polluting food by inadvertently touching it or bringing it into
contact with a used plate or utensil. Using you own fork or
spoon to serve out more food will do this. Putting your used
plate on a buffet table risks making the food still on the table
jutho or polluted. Notice how Nepalese drink from cup or water
vessel without letting it touch their lips.
Do not intrude with a camera, unless it is clearly OK with the
people you are photographing. Ask before a temple compound whether
it is permissible to enter and take photographs. Do not exchange
addresses or offer copies of photos unless you definitely intend
to follow it up later.
It's quite easy to get by with English in Nepal; most of the
visitors will have to deal with in the Kathmandu valley and
in Pokhara will speak good English. Along the main trekking
trails, particularly the Annapurna Circuit, English is widely
understood. However, it's interesting to learn at least a little
Nepali and it's quite an easy language to pick up. Nepali is
closely related to Hindi and, like Hindi, is a member of the
Indo-European group of languages.

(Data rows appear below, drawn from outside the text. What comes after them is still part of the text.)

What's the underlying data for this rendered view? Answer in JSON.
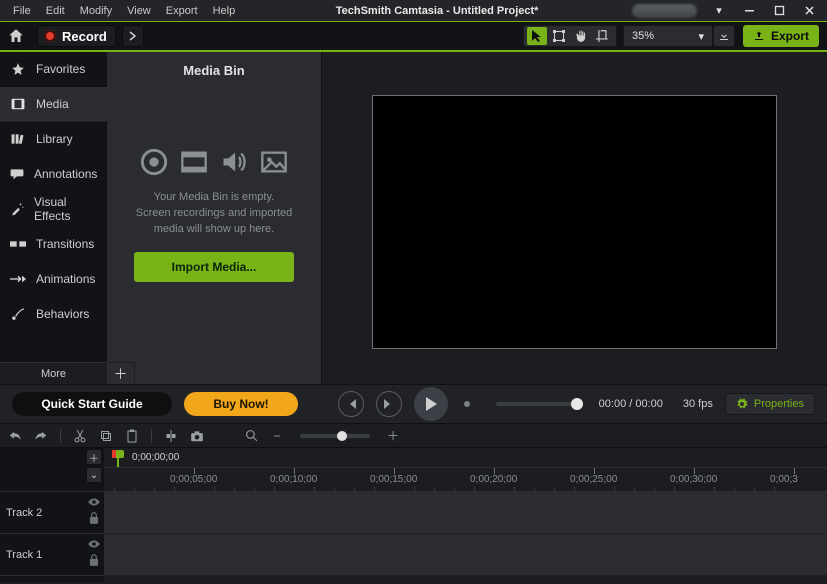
{
  "menubar": {
    "items": [
      "File",
      "Edit",
      "Modify",
      "View",
      "Export",
      "Help"
    ]
  },
  "window": {
    "title": "TechSmith Camtasia - Untitled Project*"
  },
  "toolbar": {
    "record_label": "Record",
    "zoom_value": "35%",
    "export_label": "Export"
  },
  "sidebar": {
    "items": [
      {
        "label": "Favorites"
      },
      {
        "label": "Media"
      },
      {
        "label": "Library"
      },
      {
        "label": "Annotations"
      },
      {
        "label": "Visual Effects"
      },
      {
        "label": "Transitions"
      },
      {
        "label": "Animations"
      },
      {
        "label": "Behaviors"
      }
    ],
    "more_label": "More"
  },
  "mediabin": {
    "title": "Media Bin",
    "empty_line1": "Your Media Bin is empty.",
    "empty_line2": "Screen recordings and imported",
    "empty_line3": "media will show up here.",
    "import_label": "Import Media..."
  },
  "promo": {
    "guide_label": "Quick Start Guide",
    "buy_label": "Buy Now!"
  },
  "playback": {
    "time_current": "00:00",
    "time_total": "00:00",
    "fps": "30 fps",
    "properties_label": "Properties"
  },
  "timeline": {
    "playhead_time": "0;00;00;00",
    "ruler_labels": [
      "0;00;05;00",
      "0;00;10;00",
      "0;00;15;00",
      "0;00;20;00",
      "0;00;25;00",
      "0;00;30;00",
      "0;00;3"
    ],
    "tracks": [
      "Track 2",
      "Track 1"
    ]
  }
}
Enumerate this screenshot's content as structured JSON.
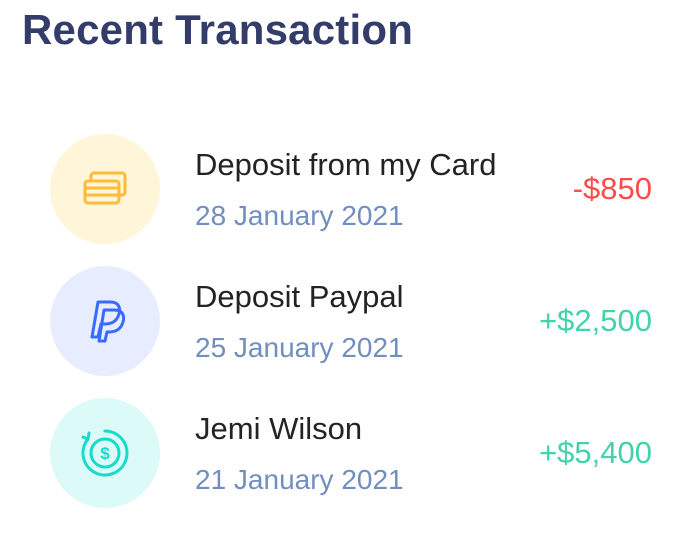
{
  "card": {
    "title": "Recent Transaction"
  },
  "transactions": [
    {
      "name": "Deposit from my Card",
      "date": "28 January 2021",
      "amount": "-$850",
      "amount_color": "#ff4b4a",
      "icon": "credit-card-icon",
      "icon_bg": "#fff5d9",
      "icon_color": "#ffbb38"
    },
    {
      "name": "Deposit Paypal",
      "date": "25 January 2021",
      "amount": "+$2,500",
      "amount_color": "#41d4a8",
      "icon": "paypal-icon",
      "icon_bg": "#e7edff",
      "icon_color": "#396aff"
    },
    {
      "name": "Jemi Wilson",
      "date": "21 January 2021",
      "amount": "+$5,400",
      "amount_color": "#41d4a8",
      "icon": "dollar-coin-icon",
      "icon_bg": "#dcfaf8",
      "icon_color": "#16dbcc"
    }
  ]
}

Although Nepali is the national
language of Nepal and is the linking language between all the
country's ethnic groups there are many other languages spoken.
The Newars of the Kathmandu Valley, for example, speak Newari
and there are other languages spoken by the Tamangs, Sherpas,
Rais, Limbus, Magars, Gurungs and other groups. In the Terai,
bordering India, Hindi and Maithali, another Indian language
of their region, are often spoken. Even if you can learn no
other Nepali, there is one word every visitor soon picks up
- Namaste. Strictly translated it means I salute the god in
you, but it is used as an everyday greeting encompassing everything
from Hello to How are you? and even 'see you again soon'. Properly
used it should be accompanied with the hands held in a prayer
like position, the Nepali gesture which is the equivalent of
westerners shaking hands.
When you depart from Kathmandu, you may be searched very thoroughly.
In addition to drugs, customs is concerned with the illegal
export of antiques. Visitors are allowed to bring only few items
from the duty free shop for their personal use only.
You need to follow the right steps to transfer money from overseas.
You have to select the bank which is the branch of International
Bank and make sure that you transfer by fax as mail can take
forever. Before you transfer your money, make sure that they
have you name, bank name & address exactly right. Do not
forget to inform the bank in Kathmandu about your transfer in
The postal service to and from Nepal is sometime slow otherwise
it take only a week. Make sure that you write down the name
in bold and underline it and also do not forget to write the
post box number of the hotel that you are staying . E-mail &
fax services are available in most of the hotels and communication
boots. There are few communication booths in Pokhara for e-mail
All luggage is X-rayed at Kathmandu airport on the way in and
the way out of the country. Films are supposed to be safe in
X-ray machines but, if you are really concern about your exposed
films, please get them inspected manually.
Nepal is generally very safe with one of the lowest crime rates
of all countries. Travel with children in Nepal, yet with a
bit of planning it is remarkably hassle free. There is no fear
of special threats, but it is always wise to keep an eye on
one's luggage in busy areas. Pick-pockets are a world phenomenon.
Electricity: 220 Volts, 50 Hz.
International calls can be made from any hotel telephone booth.
The access code is "00" followed by country code and
so on (e.g. 00-81 for Japan). Most of the public shops also
have telephones, but international calls are usually not accessible.
However, there are plenty of private telephone booths around
the streets of Kathmandu.
In our Nepali custom, tipping is not a big issue. People do
not expect anything as a tip from you in Nepal. Even in big
hotels, they do not levy service charge. However, if you feel
like tipping, it's all up to you. Generally Rs. 50 - Rs. 100
is quite sufficient. Taxi drivers don't expect to be tipped.